He was also a trophy hunter.
That's right. The guy who shaped my life to such a huge degree, who almost single-handedly got me through the intellectual hell of junior high school, could have been the guy who shot Cecil the lion. I'm certain he did shoot at least one lion in his life, as evidenced by a photo album that he kept in his desk at the back of his classroom. He also kept a dummy .50-caliber shell on his desk that he'd pretend to use as a pen.
Shocked? Outraged? Ready to type nasty things in the comments section? Or are you thinking twice about it because the person who killed the lion was presented as an actual human being as opposed to a heartless murderer?
Walter Palmer, the American whom the world now knows as Cecil The Lion's killer, has been getting death threats lately after shooting a protected lion in Zimbabwe. He was forced to close his dentistry practice. His family can't show their faces in public. All this because the Internet (read: people just like you and me) have tried him, convicted him and sentenced him without anyone ever setting foot inside a courtroom. I don't know the circumstances of Cecil's killing (and, despite what you may think, neither do you because you weren't there), and I've never met Walter Palmer. I don't presume to be wise enough to say whether what he did was wrong or what kind of punishment he deserves. That's for a court of law to decide. You know, kind of how we've been resolving stuff like this for the last couple hundred years?
I'm certainly not saying I'm in favour of trophy hunting. To be honest, I don't know if I am or I'm not. I don't think about it. Unlike some people, I'm not qualified to comment on whether it's okay to kill a lion. What I am saying is that Mr. Smith is far more than the killer of a lion. And I'm willing to bet that Walter Palmer is, too. Even if he's a complete asshole, he doesn't deserve to have his life and his family's lives blown into ruins over the shooting of a fucking lion.
Thanks to social media, we've become a society in which no one can do anything wrong. I mean that in two ways: first, if you do anything wrong, you're shamed for it. Second, the people who are doing the shaming can see no wrong in themselves. That person who left the baby in a hot car must be a complete moron and should be sentenced to die in a hot car themselves. And, of course, the fact that the parent will spend the rest of their life with the crippling agony of knowing they caused the death of their child is not punishment enough. They must face the wrath of the righteous, ie: all those folks on social media. Obviously, it could never happen to you, right?

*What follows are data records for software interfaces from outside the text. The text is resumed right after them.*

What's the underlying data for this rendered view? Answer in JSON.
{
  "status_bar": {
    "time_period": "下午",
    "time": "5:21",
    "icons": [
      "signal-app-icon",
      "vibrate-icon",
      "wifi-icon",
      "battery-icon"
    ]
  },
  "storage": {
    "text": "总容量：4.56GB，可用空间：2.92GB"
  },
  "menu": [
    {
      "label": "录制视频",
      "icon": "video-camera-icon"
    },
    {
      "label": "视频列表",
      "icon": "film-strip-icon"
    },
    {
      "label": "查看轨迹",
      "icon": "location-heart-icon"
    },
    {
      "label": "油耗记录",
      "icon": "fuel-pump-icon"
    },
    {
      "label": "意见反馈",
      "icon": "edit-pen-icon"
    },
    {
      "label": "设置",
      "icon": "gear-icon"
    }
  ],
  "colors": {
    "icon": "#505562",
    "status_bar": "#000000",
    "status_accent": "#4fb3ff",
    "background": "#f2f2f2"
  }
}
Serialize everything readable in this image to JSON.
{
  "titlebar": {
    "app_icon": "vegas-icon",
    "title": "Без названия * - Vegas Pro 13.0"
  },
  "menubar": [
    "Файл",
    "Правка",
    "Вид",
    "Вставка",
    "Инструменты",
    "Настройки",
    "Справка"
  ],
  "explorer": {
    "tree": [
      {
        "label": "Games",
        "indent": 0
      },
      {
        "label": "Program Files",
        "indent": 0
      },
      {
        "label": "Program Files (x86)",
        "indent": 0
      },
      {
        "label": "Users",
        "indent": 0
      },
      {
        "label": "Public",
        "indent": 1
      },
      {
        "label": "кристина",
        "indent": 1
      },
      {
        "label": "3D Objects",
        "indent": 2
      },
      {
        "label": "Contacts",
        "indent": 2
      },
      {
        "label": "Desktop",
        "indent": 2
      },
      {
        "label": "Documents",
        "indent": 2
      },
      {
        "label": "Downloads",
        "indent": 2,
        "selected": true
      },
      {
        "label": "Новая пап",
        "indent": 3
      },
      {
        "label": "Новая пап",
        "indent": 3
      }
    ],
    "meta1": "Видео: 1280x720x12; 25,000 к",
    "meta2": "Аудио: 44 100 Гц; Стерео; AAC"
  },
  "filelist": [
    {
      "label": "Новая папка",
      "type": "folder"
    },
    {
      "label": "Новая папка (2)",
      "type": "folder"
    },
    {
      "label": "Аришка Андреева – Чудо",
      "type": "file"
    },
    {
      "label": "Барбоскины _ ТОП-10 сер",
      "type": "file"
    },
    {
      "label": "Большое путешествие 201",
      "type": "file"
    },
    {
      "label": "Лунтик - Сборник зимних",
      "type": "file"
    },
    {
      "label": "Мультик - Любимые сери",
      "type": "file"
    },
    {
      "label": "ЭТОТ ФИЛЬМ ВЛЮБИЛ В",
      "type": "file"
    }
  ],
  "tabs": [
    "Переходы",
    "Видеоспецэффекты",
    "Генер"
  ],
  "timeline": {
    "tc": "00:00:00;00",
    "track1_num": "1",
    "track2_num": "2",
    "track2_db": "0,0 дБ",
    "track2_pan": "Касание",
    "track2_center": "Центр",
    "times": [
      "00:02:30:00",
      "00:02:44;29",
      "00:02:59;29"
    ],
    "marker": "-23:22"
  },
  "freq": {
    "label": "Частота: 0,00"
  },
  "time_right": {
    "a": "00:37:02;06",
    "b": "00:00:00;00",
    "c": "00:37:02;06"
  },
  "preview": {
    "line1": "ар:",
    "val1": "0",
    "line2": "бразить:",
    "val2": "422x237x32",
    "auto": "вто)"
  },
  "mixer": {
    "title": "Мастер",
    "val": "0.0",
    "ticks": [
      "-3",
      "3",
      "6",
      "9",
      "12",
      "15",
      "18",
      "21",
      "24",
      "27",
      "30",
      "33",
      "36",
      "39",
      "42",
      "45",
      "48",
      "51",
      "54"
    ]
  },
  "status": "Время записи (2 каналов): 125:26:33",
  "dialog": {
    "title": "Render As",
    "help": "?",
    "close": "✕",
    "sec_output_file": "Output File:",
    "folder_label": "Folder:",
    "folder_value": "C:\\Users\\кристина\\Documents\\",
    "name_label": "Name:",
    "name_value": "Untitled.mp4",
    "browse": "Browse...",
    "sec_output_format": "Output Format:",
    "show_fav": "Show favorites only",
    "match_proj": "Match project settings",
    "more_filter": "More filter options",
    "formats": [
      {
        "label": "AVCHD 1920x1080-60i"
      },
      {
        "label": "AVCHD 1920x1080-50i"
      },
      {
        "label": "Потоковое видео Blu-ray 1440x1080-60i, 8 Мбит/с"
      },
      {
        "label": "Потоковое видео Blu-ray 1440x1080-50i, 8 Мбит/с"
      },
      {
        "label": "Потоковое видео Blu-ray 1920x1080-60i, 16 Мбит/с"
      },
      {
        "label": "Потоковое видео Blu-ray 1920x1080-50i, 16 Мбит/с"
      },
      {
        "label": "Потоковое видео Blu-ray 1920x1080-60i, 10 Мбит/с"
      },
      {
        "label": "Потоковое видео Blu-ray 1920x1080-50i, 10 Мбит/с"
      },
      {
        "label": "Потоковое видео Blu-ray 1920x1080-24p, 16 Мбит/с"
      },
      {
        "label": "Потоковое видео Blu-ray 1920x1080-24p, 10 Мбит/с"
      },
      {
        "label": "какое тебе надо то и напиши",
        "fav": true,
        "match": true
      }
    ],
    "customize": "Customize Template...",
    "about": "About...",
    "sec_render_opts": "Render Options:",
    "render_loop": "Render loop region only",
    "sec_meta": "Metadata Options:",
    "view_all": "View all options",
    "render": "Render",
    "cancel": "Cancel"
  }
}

You're too smart for that.
It's nothing short of alarming to see how quickly and completely the mob mentality phenomenon has swept through western society with the advent of social media. From the anti-vax movement's war on public health and common sense to the attempts to ban anyone from Canada who has ever said anything nasty ever, we have become a world of black and white, where rational thought and reasoned arguments have no place. It's all about our emotions, and satisfying our appetite for outrage.
And I'm as guilty of it as anyone. I let my buttons get pushed; just ask my wife. She's the one who has to try to watch TV while I sit at my computer ranting about some bullshit or other that ultimately has absolutely zero impact on my life but that I have an opinion about nonetheless.
I guess what I'm saying is that I'm going to keep making an effort to think about Mr. Smith before I put my fingers to the keyboard. And I hope you all call me on it if I start to stray. Thanks for reading.